> ASSIGNMENT:
Retype the data below without altering anything.

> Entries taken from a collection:
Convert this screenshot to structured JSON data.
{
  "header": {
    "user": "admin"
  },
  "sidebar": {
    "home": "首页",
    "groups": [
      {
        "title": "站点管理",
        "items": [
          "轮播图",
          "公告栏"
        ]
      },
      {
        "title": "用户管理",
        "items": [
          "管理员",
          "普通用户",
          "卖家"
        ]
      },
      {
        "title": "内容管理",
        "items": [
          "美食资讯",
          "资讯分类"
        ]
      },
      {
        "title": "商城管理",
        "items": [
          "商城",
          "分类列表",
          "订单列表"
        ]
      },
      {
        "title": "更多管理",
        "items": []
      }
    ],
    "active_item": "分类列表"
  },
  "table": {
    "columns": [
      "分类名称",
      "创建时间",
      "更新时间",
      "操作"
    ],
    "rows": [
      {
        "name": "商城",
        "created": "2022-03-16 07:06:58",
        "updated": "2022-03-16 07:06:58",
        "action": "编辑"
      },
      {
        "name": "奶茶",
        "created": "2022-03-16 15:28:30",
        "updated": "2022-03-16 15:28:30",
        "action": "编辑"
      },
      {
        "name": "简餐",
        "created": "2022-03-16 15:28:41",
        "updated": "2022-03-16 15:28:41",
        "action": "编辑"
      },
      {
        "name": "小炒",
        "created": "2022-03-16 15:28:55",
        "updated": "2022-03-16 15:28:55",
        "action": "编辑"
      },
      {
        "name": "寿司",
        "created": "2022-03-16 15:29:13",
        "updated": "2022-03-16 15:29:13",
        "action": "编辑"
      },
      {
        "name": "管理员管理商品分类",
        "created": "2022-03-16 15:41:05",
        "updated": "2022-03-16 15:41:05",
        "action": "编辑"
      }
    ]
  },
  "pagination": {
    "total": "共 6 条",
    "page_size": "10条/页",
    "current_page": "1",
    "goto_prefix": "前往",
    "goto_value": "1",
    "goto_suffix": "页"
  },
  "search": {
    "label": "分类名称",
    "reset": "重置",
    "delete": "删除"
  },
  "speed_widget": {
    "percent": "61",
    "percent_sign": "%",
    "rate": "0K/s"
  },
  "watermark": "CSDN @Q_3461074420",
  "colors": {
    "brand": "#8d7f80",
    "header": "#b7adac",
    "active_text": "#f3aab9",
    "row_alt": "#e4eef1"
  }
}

> COMPLETED TASK:
Convert this screenshot to structured JSON data.
{
  "header": {
    "user": "admin"
  },
  "sidebar": {
    "home": "首页",
    "groups": [
      {
        "title": "站点管理",
        "items": [
          "轮播图",
          "公告栏"
        ]
      },
      {
        "title": "用户管理",
        "items": [
          "管理员",
          "普通用户",
          "卖家"
        ]
      },
      {
        "title": "内容管理",
        "items": [
          "美食资讯",
          "资讯分类"
        ]
      },
      {
        "title": "商城管理",
        "items": [
          "商城",
          "分类列表",
          "订单列表"
        ]
      },
      {
        "title": "更多管理",
        "items": []
      }
    ],
    "active_item": "分类列表"
  },
  "table": {
    "columns": [
      "分类名称",
      "创建时间",
      "更新时间",
      "操作"
    ],
    "rows": [
      {
        "name": "商城",
        "created": "2022-03-16 07:06:58",
        "updated": "2022-03-16 07:06:58",
        "action": "编辑"
      },
      {
        "name": "奶茶",
        "created": "2022-03-16 15:28:30",
        "updated": "2022-03-16 15:28:30",
        "action": "编辑"
      },
      {
        "name": "简餐",
        "created": "2022-03-16 15:28:41",
        "updated": "2022-03-16 15:28:41",
        "action": "编辑"
      },
      {
        "name": "小炒",
        "created": "2022-03-16 15:28:55",
        "updated": "2022-03-16 15:28:55",
        "action": "编辑"
      },
      {
        "name": "寿司",
        "created": "2022-03-16 15:29:13",
        "updated": "2022-03-16 15:29:13",
        "action": "编辑"
      },
      {
        "name": "管理员管理商品分类",
        "created": "2022-03-16 15:41:05",
        "updated": "2022-03-16 15:41:05",
        "action": "编辑"
      }
    ]
  },
  "pagination": {
    "total": "共 6 条",
    "page_size": "10条/页",
    "current_page": "1",
    "goto_prefix": "前往",
    "goto_value": "1",
    "goto_suffix": "页"
  },
  "search": {
    "label": "分类名称",
    "reset": "重置",
    "delete": "删除"
  },
  "speed_widget": {
    "percent": "61",
    "percent_sign": "%",
    "rate": "0K/s"
  },
  "watermark": "CSDN @Q_3461074420",
  "colors": {
    "brand": "#8d7f80",
    "header": "#b7adac",
    "active_text": "#f3aab9",
    "row_alt": "#e4eef1"
  }
}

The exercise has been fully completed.